TASK DIRECTIONS:
Copy, from the data below, each line that has the word "property".

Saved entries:
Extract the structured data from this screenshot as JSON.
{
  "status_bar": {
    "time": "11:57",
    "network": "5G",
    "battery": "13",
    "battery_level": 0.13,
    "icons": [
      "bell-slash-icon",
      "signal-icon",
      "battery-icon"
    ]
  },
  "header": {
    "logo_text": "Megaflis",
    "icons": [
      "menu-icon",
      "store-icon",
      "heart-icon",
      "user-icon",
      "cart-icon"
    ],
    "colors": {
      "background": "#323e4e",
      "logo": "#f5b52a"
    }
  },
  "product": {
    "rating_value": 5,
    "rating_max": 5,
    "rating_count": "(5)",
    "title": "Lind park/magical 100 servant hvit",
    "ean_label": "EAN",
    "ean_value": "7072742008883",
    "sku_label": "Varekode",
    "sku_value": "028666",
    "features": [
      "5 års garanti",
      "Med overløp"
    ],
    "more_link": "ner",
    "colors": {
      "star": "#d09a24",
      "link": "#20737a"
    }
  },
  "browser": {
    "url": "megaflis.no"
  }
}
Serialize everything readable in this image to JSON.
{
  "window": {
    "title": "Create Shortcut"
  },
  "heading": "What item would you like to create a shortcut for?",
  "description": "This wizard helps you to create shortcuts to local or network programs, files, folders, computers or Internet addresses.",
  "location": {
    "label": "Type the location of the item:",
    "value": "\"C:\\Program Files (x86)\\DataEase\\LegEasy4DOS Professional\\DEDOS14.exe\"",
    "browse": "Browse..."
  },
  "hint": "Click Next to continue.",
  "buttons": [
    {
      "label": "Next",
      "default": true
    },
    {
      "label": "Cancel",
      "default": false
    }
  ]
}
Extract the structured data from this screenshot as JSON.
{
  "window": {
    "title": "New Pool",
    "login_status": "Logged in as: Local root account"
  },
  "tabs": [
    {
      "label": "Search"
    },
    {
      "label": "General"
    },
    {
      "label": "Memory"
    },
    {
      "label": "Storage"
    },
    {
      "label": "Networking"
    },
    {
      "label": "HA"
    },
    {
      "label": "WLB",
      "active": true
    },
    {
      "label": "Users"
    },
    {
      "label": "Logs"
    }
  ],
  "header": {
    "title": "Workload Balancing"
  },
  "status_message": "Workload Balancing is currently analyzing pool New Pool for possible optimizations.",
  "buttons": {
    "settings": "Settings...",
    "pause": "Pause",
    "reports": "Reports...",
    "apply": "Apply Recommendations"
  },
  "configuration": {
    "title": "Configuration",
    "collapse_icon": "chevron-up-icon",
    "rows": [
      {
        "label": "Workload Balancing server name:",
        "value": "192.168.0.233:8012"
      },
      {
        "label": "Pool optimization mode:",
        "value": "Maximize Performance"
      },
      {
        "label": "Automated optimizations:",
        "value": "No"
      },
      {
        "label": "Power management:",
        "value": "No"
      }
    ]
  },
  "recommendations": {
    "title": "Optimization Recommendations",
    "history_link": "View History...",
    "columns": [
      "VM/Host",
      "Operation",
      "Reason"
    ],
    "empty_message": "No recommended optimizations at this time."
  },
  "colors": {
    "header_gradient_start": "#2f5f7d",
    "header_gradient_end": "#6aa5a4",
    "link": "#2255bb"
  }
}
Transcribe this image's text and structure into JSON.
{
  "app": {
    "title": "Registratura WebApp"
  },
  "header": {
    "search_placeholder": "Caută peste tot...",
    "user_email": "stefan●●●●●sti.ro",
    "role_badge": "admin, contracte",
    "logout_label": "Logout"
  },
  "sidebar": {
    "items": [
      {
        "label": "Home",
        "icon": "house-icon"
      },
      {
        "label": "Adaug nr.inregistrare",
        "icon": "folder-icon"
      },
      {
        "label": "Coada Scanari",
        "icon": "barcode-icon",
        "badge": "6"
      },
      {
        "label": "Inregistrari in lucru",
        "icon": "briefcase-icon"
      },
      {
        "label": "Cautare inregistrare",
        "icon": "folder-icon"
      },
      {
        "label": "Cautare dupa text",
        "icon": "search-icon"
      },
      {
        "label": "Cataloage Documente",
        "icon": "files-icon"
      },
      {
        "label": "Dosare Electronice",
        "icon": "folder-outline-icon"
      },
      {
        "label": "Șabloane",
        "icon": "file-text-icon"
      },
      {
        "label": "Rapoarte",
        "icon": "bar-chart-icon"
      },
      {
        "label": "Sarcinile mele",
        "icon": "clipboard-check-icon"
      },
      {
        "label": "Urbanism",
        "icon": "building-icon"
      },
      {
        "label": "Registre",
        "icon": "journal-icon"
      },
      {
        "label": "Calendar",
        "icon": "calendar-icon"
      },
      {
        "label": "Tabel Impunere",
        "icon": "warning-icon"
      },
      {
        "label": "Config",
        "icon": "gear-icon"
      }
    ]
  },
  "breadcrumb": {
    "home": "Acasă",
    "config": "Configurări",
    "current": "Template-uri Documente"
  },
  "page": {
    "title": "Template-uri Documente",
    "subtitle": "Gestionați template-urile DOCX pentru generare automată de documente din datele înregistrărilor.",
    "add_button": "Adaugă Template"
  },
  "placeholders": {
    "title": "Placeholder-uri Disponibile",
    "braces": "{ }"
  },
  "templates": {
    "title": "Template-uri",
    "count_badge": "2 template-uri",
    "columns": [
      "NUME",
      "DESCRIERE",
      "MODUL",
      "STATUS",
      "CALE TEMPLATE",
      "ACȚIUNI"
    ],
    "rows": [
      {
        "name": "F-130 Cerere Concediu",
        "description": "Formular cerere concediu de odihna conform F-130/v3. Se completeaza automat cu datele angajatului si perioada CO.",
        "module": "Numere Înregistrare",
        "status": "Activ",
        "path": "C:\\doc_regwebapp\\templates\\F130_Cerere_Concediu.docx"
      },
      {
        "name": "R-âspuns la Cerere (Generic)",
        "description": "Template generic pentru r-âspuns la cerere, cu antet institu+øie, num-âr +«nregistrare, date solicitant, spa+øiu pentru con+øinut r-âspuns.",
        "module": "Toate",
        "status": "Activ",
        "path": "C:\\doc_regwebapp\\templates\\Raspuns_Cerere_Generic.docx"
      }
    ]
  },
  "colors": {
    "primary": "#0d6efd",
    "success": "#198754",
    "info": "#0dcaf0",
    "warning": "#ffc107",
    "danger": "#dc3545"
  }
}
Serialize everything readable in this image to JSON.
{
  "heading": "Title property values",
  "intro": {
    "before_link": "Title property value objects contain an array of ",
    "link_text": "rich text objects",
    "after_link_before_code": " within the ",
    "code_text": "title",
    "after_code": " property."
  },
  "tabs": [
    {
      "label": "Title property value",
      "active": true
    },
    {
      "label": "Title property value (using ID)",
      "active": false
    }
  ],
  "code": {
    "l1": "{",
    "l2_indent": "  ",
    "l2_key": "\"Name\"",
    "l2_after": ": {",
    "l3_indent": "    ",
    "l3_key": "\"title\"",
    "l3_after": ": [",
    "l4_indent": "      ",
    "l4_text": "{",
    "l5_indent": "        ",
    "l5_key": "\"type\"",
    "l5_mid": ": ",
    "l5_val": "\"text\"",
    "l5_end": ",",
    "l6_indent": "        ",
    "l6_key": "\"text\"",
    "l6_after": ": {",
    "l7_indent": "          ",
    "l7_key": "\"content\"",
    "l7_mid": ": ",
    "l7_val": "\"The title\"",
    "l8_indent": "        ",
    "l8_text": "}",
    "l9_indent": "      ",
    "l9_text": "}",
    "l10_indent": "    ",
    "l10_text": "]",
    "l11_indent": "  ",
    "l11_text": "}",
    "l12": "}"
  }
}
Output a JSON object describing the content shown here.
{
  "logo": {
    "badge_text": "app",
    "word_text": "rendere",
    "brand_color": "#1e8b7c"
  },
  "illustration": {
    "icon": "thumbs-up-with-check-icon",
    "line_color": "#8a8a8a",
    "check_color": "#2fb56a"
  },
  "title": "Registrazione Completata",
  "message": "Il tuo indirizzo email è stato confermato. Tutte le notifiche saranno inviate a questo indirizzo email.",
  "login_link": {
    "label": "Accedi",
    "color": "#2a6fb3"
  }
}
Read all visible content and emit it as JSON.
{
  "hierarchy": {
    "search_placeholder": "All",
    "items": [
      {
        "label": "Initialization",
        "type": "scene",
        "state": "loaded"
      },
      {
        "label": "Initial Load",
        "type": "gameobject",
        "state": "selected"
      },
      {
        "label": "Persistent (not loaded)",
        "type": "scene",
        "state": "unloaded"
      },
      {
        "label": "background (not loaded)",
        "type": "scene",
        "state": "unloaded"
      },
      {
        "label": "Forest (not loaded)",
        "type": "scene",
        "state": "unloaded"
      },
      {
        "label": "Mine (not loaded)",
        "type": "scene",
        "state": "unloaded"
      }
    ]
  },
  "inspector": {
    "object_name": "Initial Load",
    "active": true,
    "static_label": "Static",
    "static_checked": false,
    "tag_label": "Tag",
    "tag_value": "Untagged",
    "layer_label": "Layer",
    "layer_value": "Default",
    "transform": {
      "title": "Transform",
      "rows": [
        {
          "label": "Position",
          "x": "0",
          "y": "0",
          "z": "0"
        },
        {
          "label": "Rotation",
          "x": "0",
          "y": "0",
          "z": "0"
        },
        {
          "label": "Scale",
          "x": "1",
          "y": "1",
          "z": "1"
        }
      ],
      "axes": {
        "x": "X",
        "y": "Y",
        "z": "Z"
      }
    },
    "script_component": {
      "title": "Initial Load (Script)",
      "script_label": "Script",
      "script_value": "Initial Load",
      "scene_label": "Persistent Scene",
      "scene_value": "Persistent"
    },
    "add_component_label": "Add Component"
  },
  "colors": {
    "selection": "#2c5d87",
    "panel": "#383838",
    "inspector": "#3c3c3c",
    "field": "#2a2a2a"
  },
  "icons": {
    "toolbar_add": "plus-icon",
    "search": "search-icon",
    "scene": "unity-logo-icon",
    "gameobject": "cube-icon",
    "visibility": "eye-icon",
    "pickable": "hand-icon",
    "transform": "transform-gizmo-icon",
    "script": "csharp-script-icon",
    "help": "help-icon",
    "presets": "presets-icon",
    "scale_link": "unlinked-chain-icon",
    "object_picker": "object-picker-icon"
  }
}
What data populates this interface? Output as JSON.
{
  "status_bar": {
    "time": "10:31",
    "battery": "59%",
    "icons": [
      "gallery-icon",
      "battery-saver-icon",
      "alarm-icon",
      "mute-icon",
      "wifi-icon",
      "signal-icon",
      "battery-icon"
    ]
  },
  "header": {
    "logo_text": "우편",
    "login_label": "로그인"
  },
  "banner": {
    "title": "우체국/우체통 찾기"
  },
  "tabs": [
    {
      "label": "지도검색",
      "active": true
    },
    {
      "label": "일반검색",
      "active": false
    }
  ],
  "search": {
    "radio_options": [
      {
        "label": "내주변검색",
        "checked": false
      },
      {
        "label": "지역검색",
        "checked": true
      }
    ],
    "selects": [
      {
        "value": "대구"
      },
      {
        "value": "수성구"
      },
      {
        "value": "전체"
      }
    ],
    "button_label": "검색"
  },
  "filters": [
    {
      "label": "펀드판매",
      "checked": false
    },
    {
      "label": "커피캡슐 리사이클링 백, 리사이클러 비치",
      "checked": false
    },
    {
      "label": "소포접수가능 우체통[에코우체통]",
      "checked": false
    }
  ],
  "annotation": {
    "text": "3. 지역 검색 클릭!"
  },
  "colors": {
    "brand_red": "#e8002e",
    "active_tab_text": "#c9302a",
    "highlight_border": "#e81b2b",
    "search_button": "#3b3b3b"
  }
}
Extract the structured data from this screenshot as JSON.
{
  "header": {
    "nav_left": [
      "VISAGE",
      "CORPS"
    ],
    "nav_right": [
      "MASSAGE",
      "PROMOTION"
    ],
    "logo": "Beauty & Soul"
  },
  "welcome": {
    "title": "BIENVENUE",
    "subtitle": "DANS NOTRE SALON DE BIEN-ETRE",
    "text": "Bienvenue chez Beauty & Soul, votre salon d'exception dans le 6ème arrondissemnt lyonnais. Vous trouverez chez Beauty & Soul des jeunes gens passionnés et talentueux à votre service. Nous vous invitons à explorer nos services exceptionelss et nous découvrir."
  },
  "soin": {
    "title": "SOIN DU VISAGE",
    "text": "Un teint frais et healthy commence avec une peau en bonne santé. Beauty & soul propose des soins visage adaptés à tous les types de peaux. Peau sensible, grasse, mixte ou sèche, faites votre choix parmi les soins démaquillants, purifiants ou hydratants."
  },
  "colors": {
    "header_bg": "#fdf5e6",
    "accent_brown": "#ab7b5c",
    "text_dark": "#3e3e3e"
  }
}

ANSWER TO THIS PROBLEM:
  "heading": "Title property values",
    "before_link": "Title property value objects contain an array of ",
    "after_code": " property."
      "label": "Title property value",
      "label": "Title property value (using ID)",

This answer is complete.